INSTRUCTIONS FOR THE TASK:
Return each record word for word and omit the pictures.

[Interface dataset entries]
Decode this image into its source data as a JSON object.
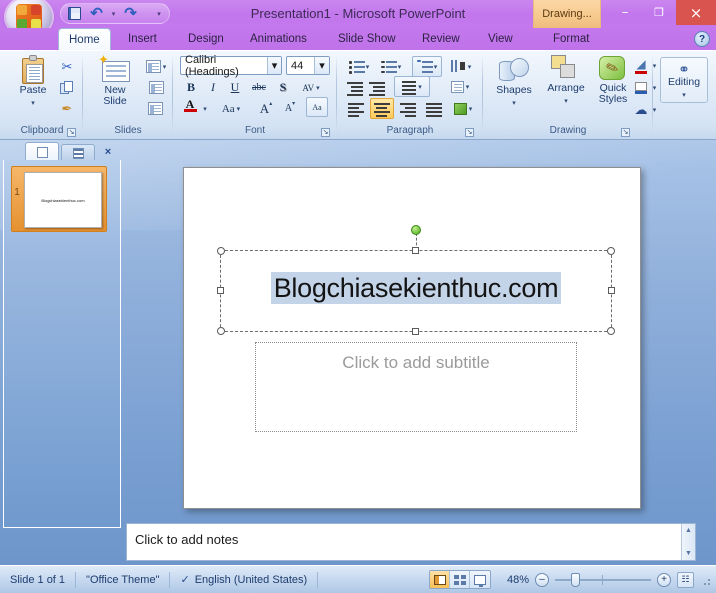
{
  "window": {
    "title": "Presentation1 - Microsoft PowerPoint",
    "contextual_tab": "Drawing...",
    "minimize": "–",
    "maximize": "❐",
    "close": "×"
  },
  "quick_access": {
    "save": "save-icon",
    "undo": "↶",
    "undo_caret": "▾",
    "redo": "↷",
    "customize": "▾"
  },
  "tabs": [
    {
      "label": "Home",
      "active": true
    },
    {
      "label": "Insert",
      "active": false
    },
    {
      "label": "Design",
      "active": false
    },
    {
      "label": "Animations",
      "active": false
    },
    {
      "label": "Slide Show",
      "active": false
    },
    {
      "label": "Review",
      "active": false
    },
    {
      "label": "View",
      "active": false
    },
    {
      "label": "Format",
      "active": false
    }
  ],
  "help": "?",
  "ribbon": {
    "groups": [
      {
        "name": "Clipboard",
        "label": "Clipboard"
      },
      {
        "name": "Slides",
        "label": "Slides"
      },
      {
        "name": "Font",
        "label": "Font"
      },
      {
        "name": "Paragraph",
        "label": "Paragraph"
      },
      {
        "name": "Drawing",
        "label": "Drawing"
      },
      {
        "name": "Editing",
        "label": ""
      }
    ],
    "clipboard": {
      "paste": "Paste",
      "paste_caret": "▾",
      "cut": "✂",
      "copy": "copy-icon",
      "format_painter": "✒"
    },
    "slides": {
      "new_slide_line1": "New",
      "new_slide_line2": "Slide",
      "new_slide_caret": "▾",
      "layout": "layout-icon",
      "layout_caret": "▾",
      "reset": "reset-icon",
      "delete": "✕"
    },
    "font": {
      "font_name": "Calibri (Headings)",
      "font_size": "44",
      "dropdown_caret": "▾",
      "bold": "B",
      "italic": "I",
      "underline": "U",
      "strikethrough": "abc",
      "shadow": "S",
      "spacing": "AV",
      "spacing_caret": "▾",
      "font_color": "A",
      "font_color_caret": "▾",
      "change_case": "Aa",
      "change_case_caret": "▾",
      "grow_font": "A",
      "shrink_font": "A",
      "clear_formatting": "Aa"
    },
    "paragraph": {
      "bullets": "bullets-icon",
      "bullets_caret": "▾",
      "numbering": "numbering-icon",
      "numbering_caret": "▾",
      "line_spacing": "line-spacing-icon",
      "line_spacing_caret": "▾",
      "text_direction": "text-direction-icon",
      "text_direction_caret": "▾",
      "decrease_indent": "decrease-indent-icon",
      "increase_indent": "increase-indent-icon",
      "columns": "columns-icon",
      "columns_caret": "▾",
      "align_text": "align-text-icon",
      "align_text_caret": "▾",
      "smartart": "smartart-icon",
      "smartart_caret": "▾",
      "align_left": "align-left-icon",
      "align_center": "align-center-icon",
      "align_right": "align-right-icon",
      "justify": "justify-icon"
    },
    "drawing": {
      "shapes": "Shapes",
      "shapes_caret": "▾",
      "arrange": "Arrange",
      "arrange_caret": "▾",
      "quick_styles_line1": "Quick",
      "quick_styles_line2": "Styles",
      "quick_styles_caret": "▾",
      "shape_fill": "shape-fill-icon",
      "shape_fill_caret": "▾",
      "shape_outline": "shape-outline-icon",
      "shape_outline_caret": "▾",
      "shape_effects": "shape-effects-icon",
      "shape_effects_caret": "▾"
    },
    "editing": {
      "label": "Editing",
      "caret": "▾",
      "icon": "find-binoculars-icon"
    },
    "dialog_launcher": "↘"
  },
  "slide_pane": {
    "tab_slides": "slides-tab-icon",
    "tab_outline": "outline-tab-icon",
    "close": "×",
    "thumbnails": [
      {
        "number": "1",
        "title": "Blogchiasekienthuc.com",
        "selected": true
      }
    ]
  },
  "slide": {
    "title_text": "Blogchiasekienthuc.com",
    "subtitle_placeholder": "Click to add subtitle",
    "rotation_handle": "rotation-handle"
  },
  "notes": {
    "placeholder": "Click to add notes",
    "scroll_up": "▲",
    "scroll_down": "▼"
  },
  "status": {
    "slide_count": "Slide 1 of 1",
    "theme": "\"Office Theme\"",
    "spell_check": "spell-check-icon",
    "language": "English (United States)",
    "view_normal": "normal-view-icon",
    "view_sorter": "slide-sorter-icon",
    "view_show": "slide-show-icon",
    "zoom_level": "48%",
    "zoom_out": "–",
    "zoom_in": "+",
    "fit_window": "fit-to-window-icon"
  },
  "colors": {
    "titlebar": "#c378ed",
    "ribbon": "#e2ecf8",
    "workspace": "#7ba0d2",
    "accent_orange": "#e5912f",
    "close_red": "#d9534f",
    "selection_blue": "#c3d3e8",
    "rotation_green": "#4fa81e"
  }
}
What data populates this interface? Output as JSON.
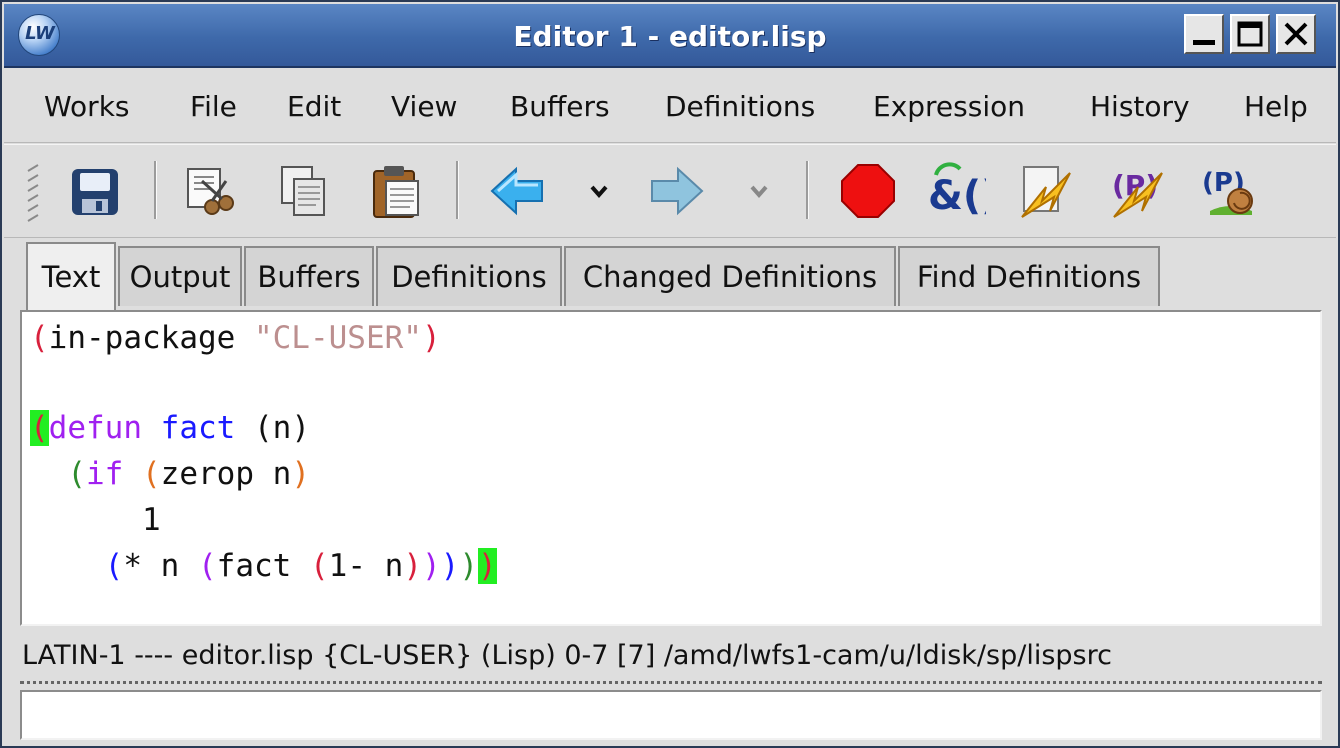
{
  "window": {
    "title": "Editor 1 - editor.lisp",
    "logo_text": "LW"
  },
  "menubar": {
    "items": [
      {
        "label": "Works"
      },
      {
        "label": "File"
      },
      {
        "label": "Edit"
      },
      {
        "label": "View"
      },
      {
        "label": "Buffers"
      },
      {
        "label": "Definitions"
      },
      {
        "label": "Expression"
      },
      {
        "label": "History"
      },
      {
        "label": "Help"
      }
    ]
  },
  "toolbar": {
    "icons": [
      "save-icon",
      "cut-icon",
      "copy-icon",
      "paste-icon",
      "back-arrow-icon",
      "dropdown-icon",
      "forward-arrow-icon",
      "dropdown-icon",
      "stop-icon",
      "evaluate-icon",
      "compile-icon",
      "compile-buffer-icon",
      "step-icon"
    ]
  },
  "tabs": {
    "items": [
      {
        "label": "Text",
        "active": true
      },
      {
        "label": "Output"
      },
      {
        "label": "Buffers"
      },
      {
        "label": "Definitions"
      },
      {
        "label": "Changed Definitions"
      },
      {
        "label": "Find Definitions"
      }
    ]
  },
  "editor": {
    "lines": [
      "(in-package \"CL-USER\")",
      "",
      "(defun fact (n)",
      "  (if (zerop n)",
      "      1",
      "    (* n (fact (1- n)))))"
    ],
    "colors": {
      "paren_red": "#d8203c",
      "string": "#bc8f8f",
      "keyword_purple": "#a020f0",
      "function_blue": "#1a1aff",
      "paren_orange": "#e07020",
      "paren_green": "#2e8b2e",
      "match_highlight": "#22ee22"
    }
  },
  "status": {
    "text": "LATIN-1 ---- editor.lisp    {CL-USER} (Lisp) 0-7 [7] /amd/lwfs1-cam/u/ldisk/sp/lispsrc"
  },
  "echo_area": {
    "value": ""
  }
}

RESPONSE FOR THIS EXERCISE:
Decode this image into its source data as a JSON object.
{
  "window": {
    "title": "Presentation1 - Microsoft PowerPoint",
    "contextual_tab": "Drawing...",
    "minimize": "–",
    "maximize": "❐",
    "close": "×"
  },
  "quick_access": {
    "save": "save-icon",
    "undo": "↶",
    "undo_caret": "▾",
    "redo": "↷",
    "customize": "▾"
  },
  "tabs": [
    {
      "label": "Home",
      "active": true
    },
    {
      "label": "Insert",
      "active": false
    },
    {
      "label": "Design",
      "active": false
    },
    {
      "label": "Animations",
      "active": false
    },
    {
      "label": "Slide Show",
      "active": false
    },
    {
      "label": "Review",
      "active": false
    },
    {
      "label": "View",
      "active": false
    },
    {
      "label": "Format",
      "active": false
    }
  ],
  "help": "?",
  "ribbon": {
    "groups": [
      {
        "name": "Clipboard",
        "label": "Clipboard"
      },
      {
        "name": "Slides",
        "label": "Slides"
      },
      {
        "name": "Font",
        "label": "Font"
      },
      {
        "name": "Paragraph",
        "label": "Paragraph"
      },
      {
        "name": "Drawing",
        "label": "Drawing"
      },
      {
        "name": "Editing",
        "label": ""
      }
    ],
    "clipboard": {
      "paste": "Paste",
      "paste_caret": "▾",
      "cut": "✂",
      "copy": "copy-icon",
      "format_painter": "✒"
    },
    "slides": {
      "new_slide_line1": "New",
      "new_slide_line2": "Slide",
      "new_slide_caret": "▾",
      "layout": "layout-icon",
      "layout_caret": "▾",
      "reset": "reset-icon",
      "delete": "✕"
    },
    "font": {
      "font_name": "Calibri (Headings)",
      "font_size": "44",
      "dropdown_caret": "▾",
      "bold": "B",
      "italic": "I",
      "underline": "U",
      "strikethrough": "abc",
      "shadow": "S",
      "spacing": "AV",
      "spacing_caret": "▾",
      "font_color": "A",
      "font_color_caret": "▾",
      "change_case": "Aa",
      "change_case_caret": "▾",
      "grow_font": "A",
      "shrink_font": "A",
      "clear_formatting": "Aa"
    },
    "paragraph": {
      "bullets": "bullets-icon",
      "bullets_caret": "▾",
      "numbering": "numbering-icon",
      "numbering_caret": "▾",
      "line_spacing": "line-spacing-icon",
      "line_spacing_caret": "▾",
      "text_direction": "text-direction-icon",
      "text_direction_caret": "▾",
      "decrease_indent": "decrease-indent-icon",
      "increase_indent": "increase-indent-icon",
      "columns": "columns-icon",
      "columns_caret": "▾",
      "align_text": "align-text-icon",
      "align_text_caret": "▾",
      "smartart": "smartart-icon",
      "smartart_caret": "▾",
      "align_left": "align-left-icon",
      "align_center": "align-center-icon",
      "align_right": "align-right-icon",
      "justify": "justify-icon"
    },
    "drawing": {
      "shapes": "Shapes",
      "shapes_caret": "▾",
      "arrange": "Arrange",
      "arrange_caret": "▾",
      "quick_styles_line1": "Quick",
      "quick_styles_line2": "Styles",
      "quick_styles_caret": "▾",
      "shape_fill": "shape-fill-icon",
      "shape_fill_caret": "▾",
      "shape_outline": "shape-outline-icon",
      "shape_outline_caret": "▾",
      "shape_effects": "shape-effects-icon",
      "shape_effects_caret": "▾"
    },
    "editing": {
      "label": "Editing",
      "caret": "▾",
      "icon": "find-binoculars-icon"
    },
    "dialog_launcher": "↘"
  },
  "slide_pane": {
    "tab_slides": "slides-tab-icon",
    "tab_outline": "outline-tab-icon",
    "close": "×",
    "thumbnails": [
      {
        "number": "1",
        "title": "Blogchiasekienthuc.com",
        "selected": true
      }
    ]
  },
  "slide": {
    "title_text": "Blogchiasekienthuc.com",
    "subtitle_placeholder": "Click to add subtitle",
    "rotation_handle": "rotation-handle"
  },
  "notes": {
    "placeholder": "Click to add notes",
    "scroll_up": "▲",
    "scroll_down": "▼"
  },
  "status": {
    "slide_count": "Slide 1 of 1",
    "theme": "\"Office Theme\"",
    "spell_check": "spell-check-icon",
    "language": "English (United States)",
    "view_normal": "normal-view-icon",
    "view_sorter": "slide-sorter-icon",
    "view_show": "slide-show-icon",
    "zoom_level": "48%",
    "zoom_out": "–",
    "zoom_in": "+",
    "fit_window": "fit-to-window-icon"
  },
  "colors": {
    "titlebar": "#c378ed",
    "ribbon": "#e2ecf8",
    "workspace": "#7ba0d2",
    "accent_orange": "#e5912f",
    "close_red": "#d9534f",
    "selection_blue": "#c3d3e8",
    "rotation_green": "#4fa81e"
  }
}
What data populates this interface? Output as JSON.
{
  "window": {
    "title": "Editor 1 - editor.lisp",
    "logo_text": "LW"
  },
  "menubar": {
    "items": [
      {
        "label": "Works"
      },
      {
        "label": "File"
      },
      {
        "label": "Edit"
      },
      {
        "label": "View"
      },
      {
        "label": "Buffers"
      },
      {
        "label": "Definitions"
      },
      {
        "label": "Expression"
      },
      {
        "label": "History"
      },
      {
        "label": "Help"
      }
    ]
  },
  "toolbar": {
    "icons": [
      "save-icon",
      "cut-icon",
      "copy-icon",
      "paste-icon",
      "back-arrow-icon",
      "dropdown-icon",
      "forward-arrow-icon",
      "dropdown-icon",
      "stop-icon",
      "evaluate-icon",
      "compile-icon",
      "compile-buffer-icon",
      "step-icon"
    ]
  },
  "tabs": {
    "items": [
      {
        "label": "Text",
        "active": true
      },
      {
        "label": "Output"
      },
      {
        "label": "Buffers"
      },
      {
        "label": "Definitions"
      },
      {
        "label": "Changed Definitions"
      },
      {
        "label": "Find Definitions"
      }
    ]
  },
  "editor": {
    "lines": [
      "(in-package \"CL-USER\")",
      "",
      "(defun fact (n)",
      "  (if (zerop n)",
      "      1",
      "    (* n (fact (1- n)))))"
    ],
    "colors": {
      "paren_red": "#d8203c",
      "string": "#bc8f8f",
      "keyword_purple": "#a020f0",
      "function_blue": "#1a1aff",
      "paren_orange": "#e07020",
      "paren_green": "#2e8b2e",
      "match_highlight": "#22ee22"
    }
  },
  "status": {
    "text": "LATIN-1 ---- editor.lisp    {CL-USER} (Lisp) 0-7 [7] /amd/lwfs1-cam/u/ldisk/sp/lispsrc"
  },
  "echo_area": {
    "value": ""
  }
}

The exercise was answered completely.